I call that evil, I call it evil, because the outcome of that appeal, leads to suffering, to separating families and imprisoning children.
On the other side are people of good conscience. People who appeal to  compassion and love and justice. 
The question is what are the good people going to do?
We come together tonight find support amongst ourselves, to raise awareness of this injustice.  
But if that is all we do, then we are no better then the Germans who allowed their neighbors to be led to the gas chambers.
We are no better then the Americans  who allowed Japanese American neighbors to have their land stolen and put in camps during WWII,
and the truth is, we are no better because today we allow children to be locked in cages on our southern border.
It is not enough to be kind.

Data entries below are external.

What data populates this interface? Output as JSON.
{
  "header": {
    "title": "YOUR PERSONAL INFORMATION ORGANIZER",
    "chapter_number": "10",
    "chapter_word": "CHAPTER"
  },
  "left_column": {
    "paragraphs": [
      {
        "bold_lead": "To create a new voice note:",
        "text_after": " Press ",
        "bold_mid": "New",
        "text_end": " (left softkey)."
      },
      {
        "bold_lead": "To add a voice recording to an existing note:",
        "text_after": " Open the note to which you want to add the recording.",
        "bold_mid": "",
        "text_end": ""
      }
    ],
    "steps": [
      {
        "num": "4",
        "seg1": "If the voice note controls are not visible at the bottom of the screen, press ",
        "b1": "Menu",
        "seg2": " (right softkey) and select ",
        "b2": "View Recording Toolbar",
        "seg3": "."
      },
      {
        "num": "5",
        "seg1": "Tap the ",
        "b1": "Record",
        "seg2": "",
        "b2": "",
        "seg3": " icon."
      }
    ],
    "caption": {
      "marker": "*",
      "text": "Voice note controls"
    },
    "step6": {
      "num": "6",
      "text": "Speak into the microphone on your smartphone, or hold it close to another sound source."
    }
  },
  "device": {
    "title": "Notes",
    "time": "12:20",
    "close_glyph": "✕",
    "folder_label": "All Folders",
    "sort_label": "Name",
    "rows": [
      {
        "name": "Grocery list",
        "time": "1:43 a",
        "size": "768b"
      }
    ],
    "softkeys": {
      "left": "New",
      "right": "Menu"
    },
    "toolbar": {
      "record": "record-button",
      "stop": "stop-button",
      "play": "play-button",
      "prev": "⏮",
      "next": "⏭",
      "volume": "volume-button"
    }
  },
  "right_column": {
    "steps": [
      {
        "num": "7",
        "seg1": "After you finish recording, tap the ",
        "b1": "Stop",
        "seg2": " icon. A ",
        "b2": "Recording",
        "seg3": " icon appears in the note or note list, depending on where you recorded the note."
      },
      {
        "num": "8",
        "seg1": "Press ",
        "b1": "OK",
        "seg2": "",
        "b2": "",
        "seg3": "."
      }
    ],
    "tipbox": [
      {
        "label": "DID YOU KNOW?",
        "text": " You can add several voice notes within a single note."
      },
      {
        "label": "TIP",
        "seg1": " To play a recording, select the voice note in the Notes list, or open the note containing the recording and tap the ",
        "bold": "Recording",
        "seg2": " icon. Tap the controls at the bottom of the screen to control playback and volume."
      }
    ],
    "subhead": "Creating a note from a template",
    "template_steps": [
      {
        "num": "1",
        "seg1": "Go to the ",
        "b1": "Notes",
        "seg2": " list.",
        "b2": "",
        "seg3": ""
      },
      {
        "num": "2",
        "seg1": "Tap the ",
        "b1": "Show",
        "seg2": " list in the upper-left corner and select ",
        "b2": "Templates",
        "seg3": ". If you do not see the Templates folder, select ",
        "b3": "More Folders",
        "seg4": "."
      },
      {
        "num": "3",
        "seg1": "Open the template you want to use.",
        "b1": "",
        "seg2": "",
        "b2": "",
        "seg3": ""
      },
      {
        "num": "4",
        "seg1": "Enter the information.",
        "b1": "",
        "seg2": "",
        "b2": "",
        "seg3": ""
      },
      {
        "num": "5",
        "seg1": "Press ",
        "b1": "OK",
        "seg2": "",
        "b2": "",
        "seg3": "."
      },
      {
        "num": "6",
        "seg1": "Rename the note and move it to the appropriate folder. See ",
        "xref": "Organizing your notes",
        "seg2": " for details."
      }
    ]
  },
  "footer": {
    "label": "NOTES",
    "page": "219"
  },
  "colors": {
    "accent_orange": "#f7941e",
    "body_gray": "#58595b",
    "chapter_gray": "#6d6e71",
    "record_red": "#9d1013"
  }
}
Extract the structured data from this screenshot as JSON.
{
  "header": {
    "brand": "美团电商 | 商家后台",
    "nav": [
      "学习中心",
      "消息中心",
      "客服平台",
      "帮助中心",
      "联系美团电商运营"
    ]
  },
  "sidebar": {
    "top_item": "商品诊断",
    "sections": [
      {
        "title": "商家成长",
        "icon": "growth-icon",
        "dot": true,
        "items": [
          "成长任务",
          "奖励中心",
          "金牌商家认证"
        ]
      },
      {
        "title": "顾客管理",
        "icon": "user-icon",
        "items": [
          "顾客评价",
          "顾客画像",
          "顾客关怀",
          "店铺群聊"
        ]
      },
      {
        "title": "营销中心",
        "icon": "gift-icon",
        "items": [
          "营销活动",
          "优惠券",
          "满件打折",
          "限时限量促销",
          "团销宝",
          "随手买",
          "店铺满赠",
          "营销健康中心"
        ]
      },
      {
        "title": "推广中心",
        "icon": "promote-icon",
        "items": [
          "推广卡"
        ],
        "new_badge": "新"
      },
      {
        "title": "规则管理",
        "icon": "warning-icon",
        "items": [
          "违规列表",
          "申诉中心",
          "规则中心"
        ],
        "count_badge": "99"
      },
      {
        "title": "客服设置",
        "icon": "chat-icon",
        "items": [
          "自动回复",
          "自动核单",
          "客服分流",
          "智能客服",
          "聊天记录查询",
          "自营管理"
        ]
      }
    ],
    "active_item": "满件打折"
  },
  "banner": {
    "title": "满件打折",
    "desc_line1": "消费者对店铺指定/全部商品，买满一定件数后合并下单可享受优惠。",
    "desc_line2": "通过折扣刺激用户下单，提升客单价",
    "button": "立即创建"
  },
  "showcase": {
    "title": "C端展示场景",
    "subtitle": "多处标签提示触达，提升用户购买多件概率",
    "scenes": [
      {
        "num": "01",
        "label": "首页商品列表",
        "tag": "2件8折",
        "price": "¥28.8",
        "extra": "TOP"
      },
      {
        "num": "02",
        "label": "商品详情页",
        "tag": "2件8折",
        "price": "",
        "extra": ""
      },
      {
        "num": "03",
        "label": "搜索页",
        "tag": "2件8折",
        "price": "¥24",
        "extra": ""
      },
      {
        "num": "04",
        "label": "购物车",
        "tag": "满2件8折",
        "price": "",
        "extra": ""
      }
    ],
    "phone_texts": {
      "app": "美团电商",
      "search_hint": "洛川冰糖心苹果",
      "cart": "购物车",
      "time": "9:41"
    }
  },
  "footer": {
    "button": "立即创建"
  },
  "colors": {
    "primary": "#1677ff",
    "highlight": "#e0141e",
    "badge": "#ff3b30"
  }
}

It is not enough to come to a rally.
We have to take action.
We have to organize,
we have to run for office,
we have to vote, Go to city council meetings,
go to school board meetings
make our voices heard, and if they don’t listen
we have to close the city down if necessary,
close this country down if necessary
until this evil is banished from this land. 
There comes a time when good people must make a stand and some times it takes a sacrifice on all our parts.
Now is such a time.  Now is the tipping point.
There is an old saying the most committed wins.
If we do nothing, evil will win. What will you do. There are many good organizations sponsoring this event tonight, Quad Cities Interfaith is having their task force meetings tomorrow night and I personally invite you to attend, but more so,
I ask you when you go home tonight to ask you conscience, to ask whatever God you pray to,
what are you going to do to end the evil acts of the Oligarchic Dictatorship that is currently running this country.
The future of our country is at stake.
The future for our children is at stake.
Now is the time.
If we wait much longer it will be too late.
Now is the time.  
Let me hear you say it.
Now is the time
Let us not falter in our duty to ourselves, 
To our families
To our community
To our country